**RECORDS SHOWN:**
· · · · · · ·
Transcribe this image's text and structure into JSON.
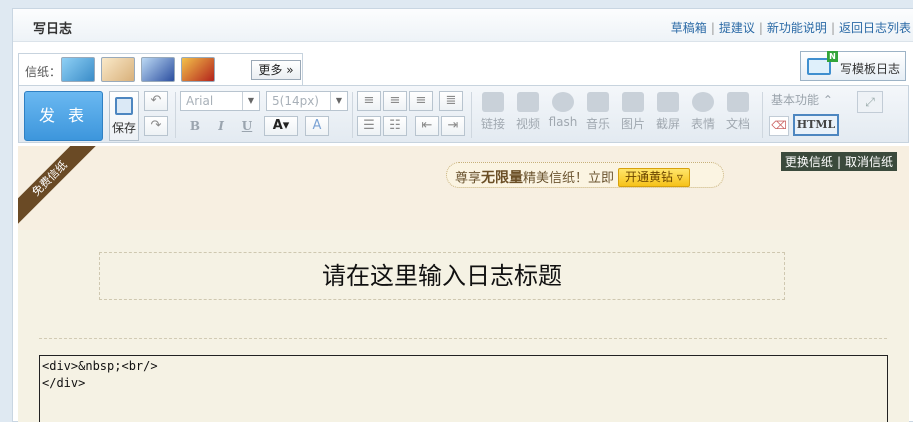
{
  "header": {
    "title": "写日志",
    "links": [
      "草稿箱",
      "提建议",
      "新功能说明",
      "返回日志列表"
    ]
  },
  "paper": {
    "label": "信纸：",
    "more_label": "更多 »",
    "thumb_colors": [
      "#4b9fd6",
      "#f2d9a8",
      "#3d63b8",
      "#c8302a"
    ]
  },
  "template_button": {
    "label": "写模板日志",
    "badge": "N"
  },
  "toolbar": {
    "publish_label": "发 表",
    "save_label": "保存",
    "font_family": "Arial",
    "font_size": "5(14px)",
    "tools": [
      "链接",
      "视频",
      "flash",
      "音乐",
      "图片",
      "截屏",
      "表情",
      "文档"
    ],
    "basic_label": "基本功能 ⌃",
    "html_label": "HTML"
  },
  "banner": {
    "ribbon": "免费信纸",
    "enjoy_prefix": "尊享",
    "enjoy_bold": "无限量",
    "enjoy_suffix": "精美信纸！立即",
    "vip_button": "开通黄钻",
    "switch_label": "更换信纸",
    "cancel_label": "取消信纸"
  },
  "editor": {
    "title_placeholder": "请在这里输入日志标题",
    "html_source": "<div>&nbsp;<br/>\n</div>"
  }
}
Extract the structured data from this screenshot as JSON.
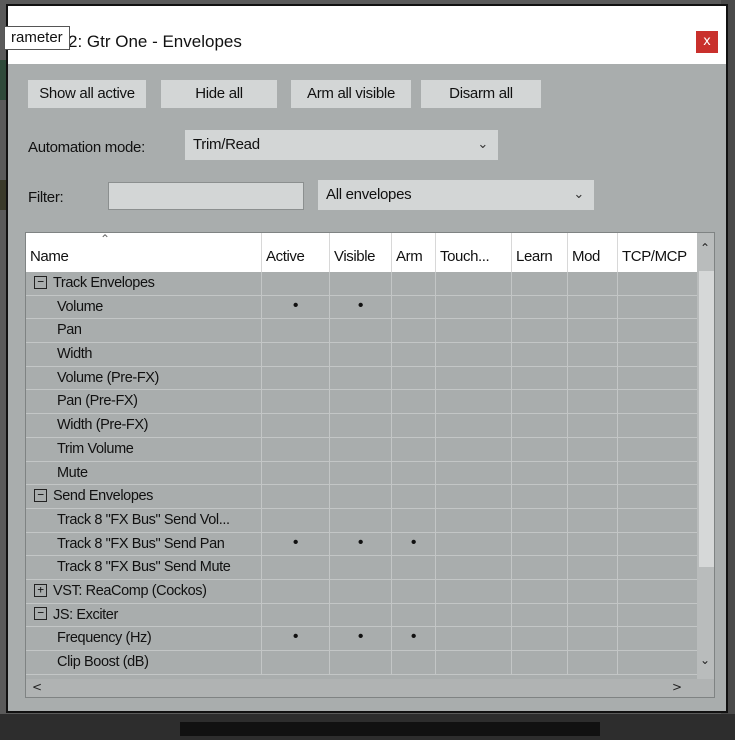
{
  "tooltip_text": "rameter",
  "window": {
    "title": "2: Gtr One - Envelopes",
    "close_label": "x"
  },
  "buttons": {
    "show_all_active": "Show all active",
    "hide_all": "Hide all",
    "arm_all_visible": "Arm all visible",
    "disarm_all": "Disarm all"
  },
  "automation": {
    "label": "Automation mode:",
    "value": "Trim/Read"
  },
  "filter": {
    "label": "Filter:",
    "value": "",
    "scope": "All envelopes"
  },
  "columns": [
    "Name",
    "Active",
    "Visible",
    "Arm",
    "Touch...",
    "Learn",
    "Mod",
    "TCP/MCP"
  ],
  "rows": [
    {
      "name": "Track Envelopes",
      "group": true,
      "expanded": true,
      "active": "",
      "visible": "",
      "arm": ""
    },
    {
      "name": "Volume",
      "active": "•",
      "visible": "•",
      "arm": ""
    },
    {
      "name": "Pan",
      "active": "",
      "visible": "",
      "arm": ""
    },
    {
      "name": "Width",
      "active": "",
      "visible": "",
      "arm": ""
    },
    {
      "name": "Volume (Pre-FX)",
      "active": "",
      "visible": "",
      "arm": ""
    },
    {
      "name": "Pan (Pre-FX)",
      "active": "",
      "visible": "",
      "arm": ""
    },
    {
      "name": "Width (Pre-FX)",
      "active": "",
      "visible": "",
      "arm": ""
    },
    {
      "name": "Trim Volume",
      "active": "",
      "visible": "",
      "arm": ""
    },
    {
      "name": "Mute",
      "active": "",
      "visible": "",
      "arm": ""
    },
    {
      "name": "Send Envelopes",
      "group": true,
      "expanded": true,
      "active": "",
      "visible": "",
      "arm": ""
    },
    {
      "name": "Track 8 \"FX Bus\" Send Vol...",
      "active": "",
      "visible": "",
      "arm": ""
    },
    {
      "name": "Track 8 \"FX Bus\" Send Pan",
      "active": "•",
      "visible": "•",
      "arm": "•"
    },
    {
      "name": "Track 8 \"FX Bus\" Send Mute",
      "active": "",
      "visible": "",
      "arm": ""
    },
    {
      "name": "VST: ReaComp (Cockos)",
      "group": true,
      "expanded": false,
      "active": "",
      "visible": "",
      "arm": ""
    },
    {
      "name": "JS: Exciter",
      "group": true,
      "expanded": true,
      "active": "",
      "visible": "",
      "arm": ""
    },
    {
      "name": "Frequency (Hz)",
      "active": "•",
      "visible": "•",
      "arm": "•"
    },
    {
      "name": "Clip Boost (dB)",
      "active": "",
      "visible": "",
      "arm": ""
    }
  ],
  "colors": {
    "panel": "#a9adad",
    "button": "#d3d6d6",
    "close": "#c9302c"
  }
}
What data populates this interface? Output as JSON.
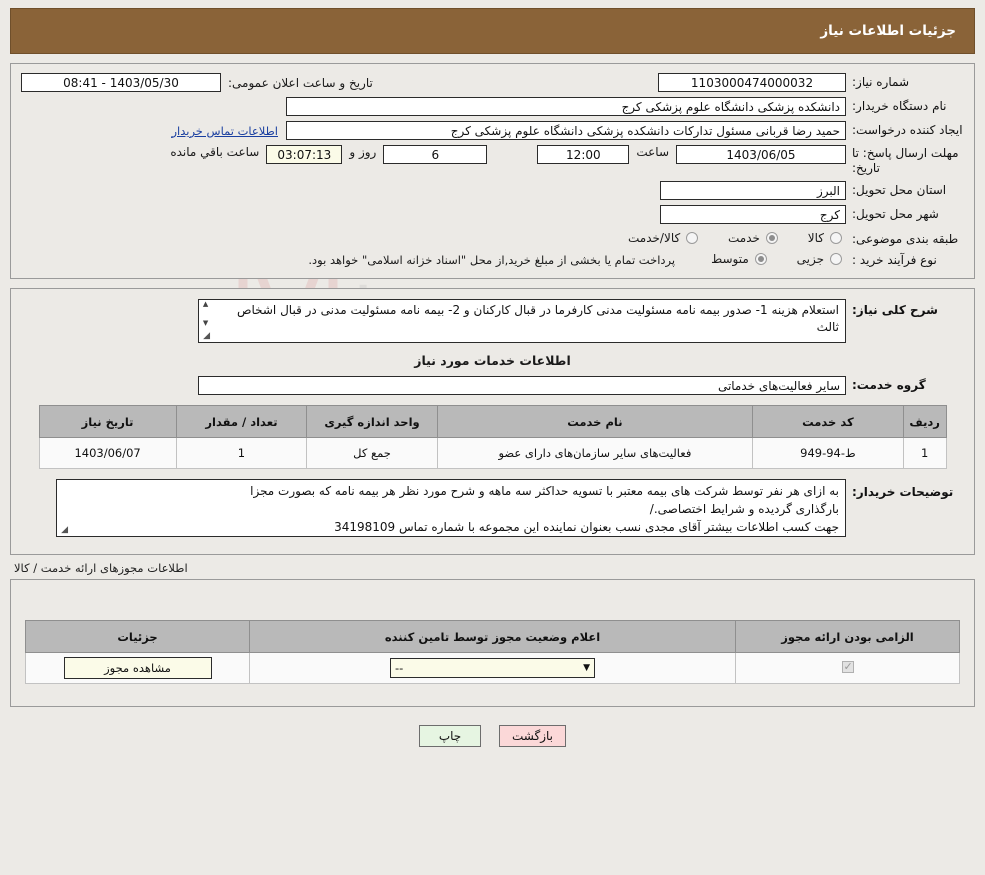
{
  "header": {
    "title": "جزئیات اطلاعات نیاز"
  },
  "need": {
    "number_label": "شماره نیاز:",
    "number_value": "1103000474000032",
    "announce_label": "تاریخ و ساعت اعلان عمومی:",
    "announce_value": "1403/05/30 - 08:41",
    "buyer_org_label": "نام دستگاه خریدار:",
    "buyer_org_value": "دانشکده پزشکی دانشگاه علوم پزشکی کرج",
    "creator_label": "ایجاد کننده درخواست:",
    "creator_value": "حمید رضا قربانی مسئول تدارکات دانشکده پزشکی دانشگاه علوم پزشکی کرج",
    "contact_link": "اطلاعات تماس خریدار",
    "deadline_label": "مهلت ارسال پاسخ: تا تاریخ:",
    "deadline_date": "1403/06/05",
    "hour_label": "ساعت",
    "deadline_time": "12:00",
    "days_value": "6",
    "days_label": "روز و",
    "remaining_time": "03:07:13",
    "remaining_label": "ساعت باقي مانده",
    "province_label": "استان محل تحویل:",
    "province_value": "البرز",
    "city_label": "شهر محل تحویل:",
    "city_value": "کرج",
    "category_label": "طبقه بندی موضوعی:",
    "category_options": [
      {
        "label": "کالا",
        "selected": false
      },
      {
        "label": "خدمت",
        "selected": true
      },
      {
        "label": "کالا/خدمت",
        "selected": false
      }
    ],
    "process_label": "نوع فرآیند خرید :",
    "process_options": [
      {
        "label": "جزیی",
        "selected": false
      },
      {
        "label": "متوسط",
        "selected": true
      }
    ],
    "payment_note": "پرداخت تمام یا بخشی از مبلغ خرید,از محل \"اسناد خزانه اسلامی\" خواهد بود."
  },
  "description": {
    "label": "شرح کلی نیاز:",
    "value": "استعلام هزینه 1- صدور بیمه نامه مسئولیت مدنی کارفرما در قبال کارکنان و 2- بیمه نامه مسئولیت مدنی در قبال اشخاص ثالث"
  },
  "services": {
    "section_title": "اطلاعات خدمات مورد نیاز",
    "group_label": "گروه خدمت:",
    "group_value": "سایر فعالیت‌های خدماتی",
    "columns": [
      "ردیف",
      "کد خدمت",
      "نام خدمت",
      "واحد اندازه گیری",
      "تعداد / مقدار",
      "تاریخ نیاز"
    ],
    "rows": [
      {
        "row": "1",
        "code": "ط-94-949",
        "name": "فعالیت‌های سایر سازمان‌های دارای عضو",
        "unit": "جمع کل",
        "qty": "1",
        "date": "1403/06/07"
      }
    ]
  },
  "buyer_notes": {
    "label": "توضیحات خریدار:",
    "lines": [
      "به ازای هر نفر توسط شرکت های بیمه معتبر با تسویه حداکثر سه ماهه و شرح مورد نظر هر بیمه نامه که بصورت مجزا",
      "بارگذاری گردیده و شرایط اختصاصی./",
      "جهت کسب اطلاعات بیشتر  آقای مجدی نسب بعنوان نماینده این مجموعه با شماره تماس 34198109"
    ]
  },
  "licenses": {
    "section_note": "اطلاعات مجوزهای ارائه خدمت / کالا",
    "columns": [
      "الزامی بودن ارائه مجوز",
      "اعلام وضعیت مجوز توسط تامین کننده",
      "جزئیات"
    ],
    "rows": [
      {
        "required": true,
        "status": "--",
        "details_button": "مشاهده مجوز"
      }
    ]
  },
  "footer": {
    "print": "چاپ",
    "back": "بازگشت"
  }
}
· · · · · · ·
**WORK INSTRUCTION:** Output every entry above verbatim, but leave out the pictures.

**RESPONSE:**
Transcribe this image's text and structure into JSON.
{
  "header": {
    "title": "写日志",
    "links": [
      "草稿箱",
      "提建议",
      "新功能说明",
      "返回日志列表"
    ]
  },
  "paper": {
    "label": "信纸：",
    "more_label": "更多 »",
    "thumb_colors": [
      "#4b9fd6",
      "#f2d9a8",
      "#3d63b8",
      "#c8302a"
    ]
  },
  "template_button": {
    "label": "写模板日志",
    "badge": "N"
  },
  "toolbar": {
    "publish_label": "发 表",
    "save_label": "保存",
    "font_family": "Arial",
    "font_size": "5(14px)",
    "tools": [
      "链接",
      "视频",
      "flash",
      "音乐",
      "图片",
      "截屏",
      "表情",
      "文档"
    ],
    "basic_label": "基本功能 ⌃",
    "html_label": "HTML"
  },
  "banner": {
    "ribbon": "免费信纸",
    "enjoy_prefix": "尊享",
    "enjoy_bold": "无限量",
    "enjoy_suffix": "精美信纸！立即",
    "vip_button": "开通黄钻",
    "switch_label": "更换信纸",
    "cancel_label": "取消信纸"
  },
  "editor": {
    "title_placeholder": "请在这里输入日志标题",
    "html_source": "<div>&nbsp;<br/>\n</div>"
  }
}
Extract the structured data from this screenshot as JSON.
{
  "tooltip_text": "rameter",
  "window": {
    "title": "2: Gtr One - Envelopes",
    "close_label": "x"
  },
  "buttons": {
    "show_all_active": "Show all active",
    "hide_all": "Hide all",
    "arm_all_visible": "Arm all visible",
    "disarm_all": "Disarm all"
  },
  "automation": {
    "label": "Automation mode:",
    "value": "Trim/Read"
  },
  "filter": {
    "label": "Filter:",
    "value": "",
    "scope": "All envelopes"
  },
  "columns": [
    "Name",
    "Active",
    "Visible",
    "Arm",
    "Touch...",
    "Learn",
    "Mod",
    "TCP/MCP"
  ],
  "rows": [
    {
      "name": "Track Envelopes",
      "group": true,
      "expanded": true,
      "active": "",
      "visible": "",
      "arm": ""
    },
    {
      "name": "Volume",
      "active": "•",
      "visible": "•",
      "arm": ""
    },
    {
      "name": "Pan",
      "active": "",
      "visible": "",
      "arm": ""
    },
    {
      "name": "Width",
      "active": "",
      "visible": "",
      "arm": ""
    },
    {
      "name": "Volume (Pre-FX)",
      "active": "",
      "visible": "",
      "arm": ""
    },
    {
      "name": "Pan (Pre-FX)",
      "active": "",
      "visible": "",
      "arm": ""
    },
    {
      "name": "Width (Pre-FX)",
      "active": "",
      "visible": "",
      "arm": ""
    },
    {
      "name": "Trim Volume",
      "active": "",
      "visible": "",
      "arm": ""
    },
    {
      "name": "Mute",
      "active": "",
      "visible": "",
      "arm": ""
    },
    {
      "name": "Send Envelopes",
      "group": true,
      "expanded": true,
      "active": "",
      "visible": "",
      "arm": ""
    },
    {
      "name": "Track 8 \"FX Bus\" Send Vol...",
      "active": "",
      "visible": "",
      "arm": ""
    },
    {
      "name": "Track 8 \"FX Bus\" Send Pan",
      "active": "•",
      "visible": "•",
      "arm": "•"
    },
    {
      "name": "Track 8 \"FX Bus\" Send Mute",
      "active": "",
      "visible": "",
      "arm": ""
    },
    {
      "name": "VST: ReaComp (Cockos)",
      "group": true,
      "expanded": false,
      "active": "",
      "visible": "",
      "arm": ""
    },
    {
      "name": "JS: Exciter",
      "group": true,
      "expanded": true,
      "active": "",
      "visible": "",
      "arm": ""
    },
    {
      "name": "Frequency (Hz)",
      "active": "•",
      "visible": "•",
      "arm": "•"
    },
    {
      "name": "Clip Boost (dB)",
      "active": "",
      "visible": "",
      "arm": ""
    }
  ],
  "colors": {
    "panel": "#a9adad",
    "button": "#d3d6d6",
    "close": "#c9302c"
  }
}
What data populates this interface? Output as JSON.
{
  "header": {
    "title": "جزئیات اطلاعات نیاز"
  },
  "need": {
    "number_label": "شماره نیاز:",
    "number_value": "1103000474000032",
    "announce_label": "تاریخ و ساعت اعلان عمومی:",
    "announce_value": "1403/05/30 - 08:41",
    "buyer_org_label": "نام دستگاه خریدار:",
    "buyer_org_value": "دانشکده پزشکی دانشگاه علوم پزشکی کرج",
    "creator_label": "ایجاد کننده درخواست:",
    "creator_value": "حمید رضا قربانی مسئول تدارکات دانشکده پزشکی دانشگاه علوم پزشکی کرج",
    "contact_link": "اطلاعات تماس خریدار",
    "deadline_label": "مهلت ارسال پاسخ: تا تاریخ:",
    "deadline_date": "1403/06/05",
    "hour_label": "ساعت",
    "deadline_time": "12:00",
    "days_value": "6",
    "days_label": "روز و",
    "remaining_time": "03:07:13",
    "remaining_label": "ساعت باقي مانده",
    "province_label": "استان محل تحویل:",
    "province_value": "البرز",
    "city_label": "شهر محل تحویل:",
    "city_value": "کرج",
    "category_label": "طبقه بندی موضوعی:",
    "category_options": [
      {
        "label": "کالا",
        "selected": false
      },
      {
        "label": "خدمت",
        "selected": true
      },
      {
        "label": "کالا/خدمت",
        "selected": false
      }
    ],
    "process_label": "نوع فرآیند خرید :",
    "process_options": [
      {
        "label": "جزیی",
        "selected": false
      },
      {
        "label": "متوسط",
        "selected": true
      }
    ],
    "payment_note": "پرداخت تمام یا بخشی از مبلغ خرید,از محل \"اسناد خزانه اسلامی\" خواهد بود."
  },
  "description": {
    "label": "شرح کلی نیاز:",
    "value": "استعلام هزینه 1- صدور بیمه نامه مسئولیت مدنی کارفرما در قبال کارکنان و 2- بیمه نامه مسئولیت مدنی در قبال اشخاص ثالث"
  },
  "services": {
    "section_title": "اطلاعات خدمات مورد نیاز",
    "group_label": "گروه خدمت:",
    "group_value": "سایر فعالیت‌های خدماتی",
    "columns": [
      "ردیف",
      "کد خدمت",
      "نام خدمت",
      "واحد اندازه گیری",
      "تعداد / مقدار",
      "تاریخ نیاز"
    ],
    "rows": [
      {
        "row": "1",
        "code": "ط-94-949",
        "name": "فعالیت‌های سایر سازمان‌های دارای عضو",
        "unit": "جمع کل",
        "qty": "1",
        "date": "1403/06/07"
      }
    ]
  },
  "buyer_notes": {
    "label": "توضیحات خریدار:",
    "lines": [
      "به ازای هر نفر توسط شرکت های بیمه معتبر با تسویه حداکثر سه ماهه و شرح مورد نظر هر بیمه نامه که بصورت مجزا",
      "بارگذاری گردیده و شرایط اختصاصی./",
      "جهت کسب اطلاعات بیشتر  آقای مجدی نسب بعنوان نماینده این مجموعه با شماره تماس 34198109"
    ]
  },
  "licenses": {
    "section_note": "اطلاعات مجوزهای ارائه خدمت / کالا",
    "columns": [
      "الزامی بودن ارائه مجوز",
      "اعلام وضعیت مجوز توسط تامین کننده",
      "جزئیات"
    ],
    "rows": [
      {
        "required": true,
        "status": "--",
        "details_button": "مشاهده مجوز"
      }
    ]
  },
  "footer": {
    "print": "چاپ",
    "back": "بازگشت"
  }
}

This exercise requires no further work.